Return all of the following entries as written, but without the images.

◆ **Materials provided**:
★ ★ ★

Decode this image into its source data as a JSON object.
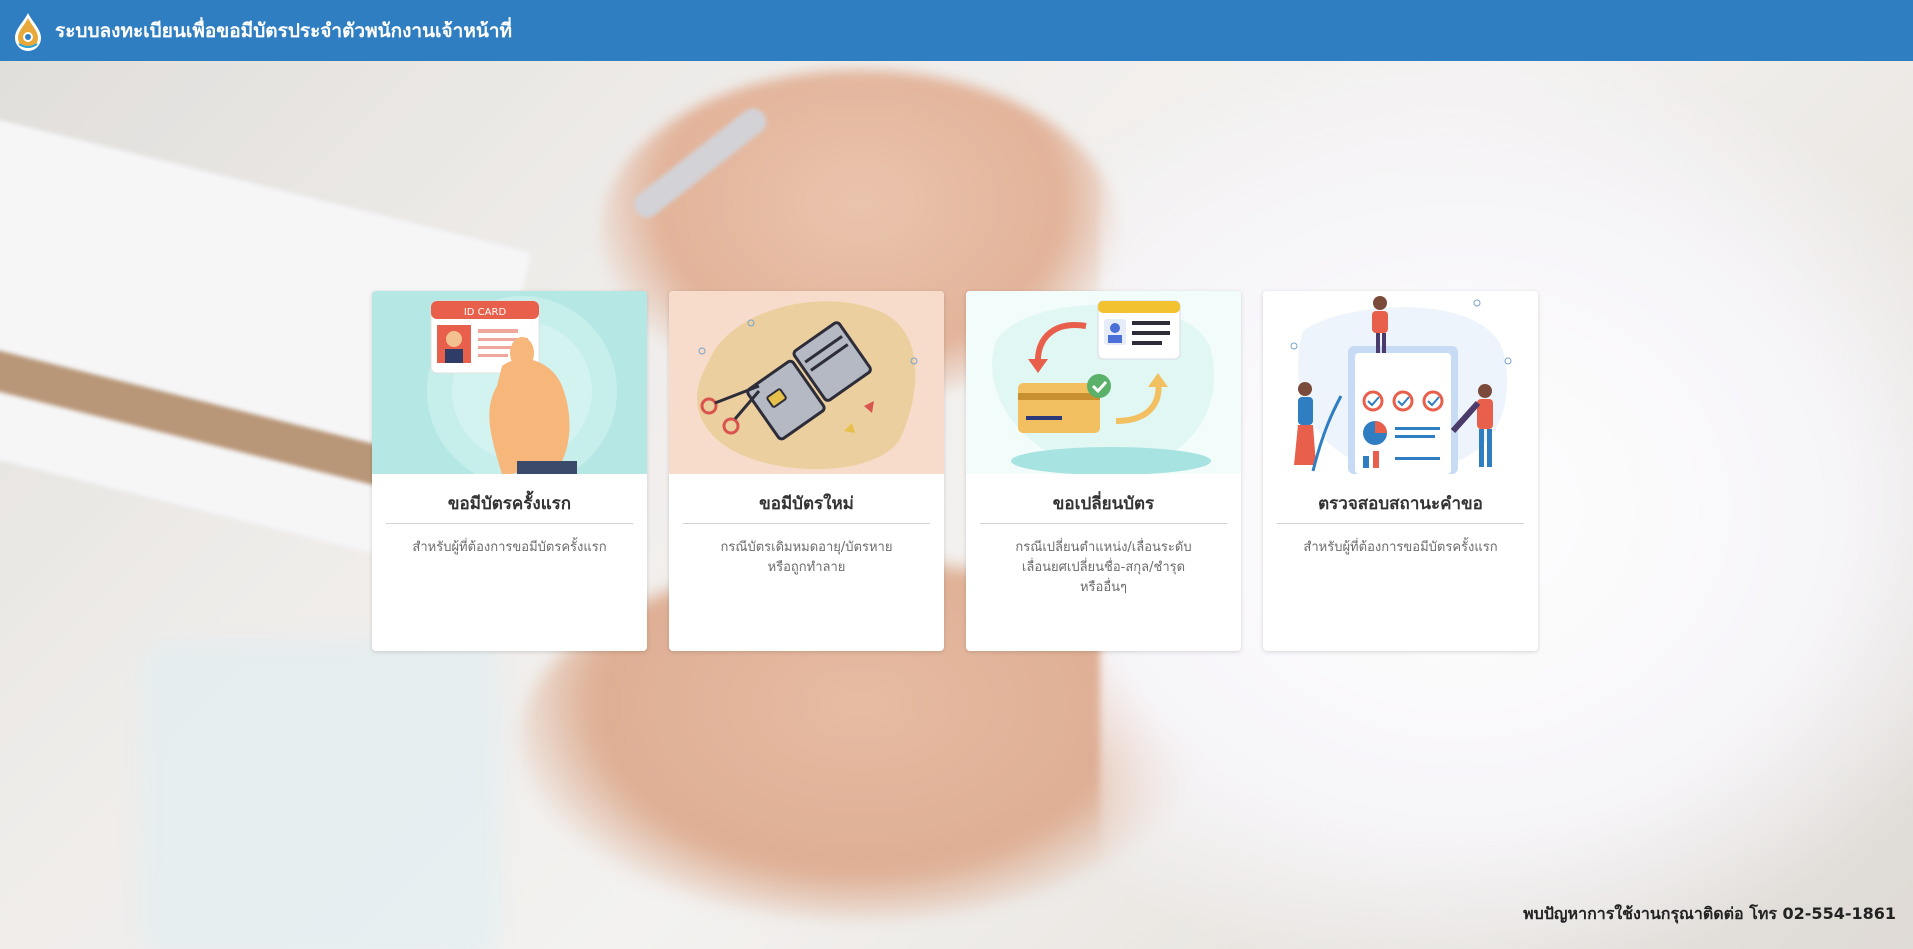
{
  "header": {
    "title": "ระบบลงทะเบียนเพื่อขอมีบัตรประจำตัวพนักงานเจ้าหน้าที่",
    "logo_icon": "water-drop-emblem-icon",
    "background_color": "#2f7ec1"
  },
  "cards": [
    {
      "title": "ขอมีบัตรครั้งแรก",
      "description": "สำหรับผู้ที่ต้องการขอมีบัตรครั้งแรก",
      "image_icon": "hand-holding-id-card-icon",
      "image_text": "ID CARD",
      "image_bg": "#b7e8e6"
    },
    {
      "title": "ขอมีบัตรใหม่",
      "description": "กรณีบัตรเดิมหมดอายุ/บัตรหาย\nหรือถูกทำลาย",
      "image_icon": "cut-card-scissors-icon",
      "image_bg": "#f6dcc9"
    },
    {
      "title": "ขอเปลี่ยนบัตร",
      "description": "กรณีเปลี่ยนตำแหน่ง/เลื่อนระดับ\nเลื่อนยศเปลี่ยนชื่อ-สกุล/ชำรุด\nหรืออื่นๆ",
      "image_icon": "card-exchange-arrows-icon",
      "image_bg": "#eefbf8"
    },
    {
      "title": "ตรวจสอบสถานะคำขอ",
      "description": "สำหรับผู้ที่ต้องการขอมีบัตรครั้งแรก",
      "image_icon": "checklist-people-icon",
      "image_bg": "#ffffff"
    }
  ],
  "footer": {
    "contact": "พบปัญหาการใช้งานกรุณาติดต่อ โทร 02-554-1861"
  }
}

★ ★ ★

◆ **Solution for this exercise**:
Decode this image into its source data as a JSON object.
{
  "header": {
    "title": "ระบบลงทะเบียนเพื่อขอมีบัตรประจำตัวพนักงานเจ้าหน้าที่",
    "logo_icon": "water-drop-emblem-icon",
    "background_color": "#2f7ec1"
  },
  "cards": [
    {
      "title": "ขอมีบัตรครั้งแรก",
      "description": "สำหรับผู้ที่ต้องการขอมีบัตรครั้งแรก",
      "image_icon": "hand-holding-id-card-icon",
      "image_text": "ID CARD",
      "image_bg": "#b7e8e6"
    },
    {
      "title": "ขอมีบัตรใหม่",
      "description": "กรณีบัตรเดิมหมดอายุ/บัตรหาย\nหรือถูกทำลาย",
      "image_icon": "cut-card-scissors-icon",
      "image_bg": "#f6dcc9"
    },
    {
      "title": "ขอเปลี่ยนบัตร",
      "description": "กรณีเปลี่ยนตำแหน่ง/เลื่อนระดับ\nเลื่อนยศเปลี่ยนชื่อ-สกุล/ชำรุด\nหรืออื่นๆ",
      "image_icon": "card-exchange-arrows-icon",
      "image_bg": "#eefbf8"
    },
    {
      "title": "ตรวจสอบสถานะคำขอ",
      "description": "สำหรับผู้ที่ต้องการขอมีบัตรครั้งแรก",
      "image_icon": "checklist-people-icon",
      "image_bg": "#ffffff"
    }
  ],
  "footer": {
    "contact": "พบปัญหาการใช้งานกรุณาติดต่อ โทร 02-554-1861"
  }
}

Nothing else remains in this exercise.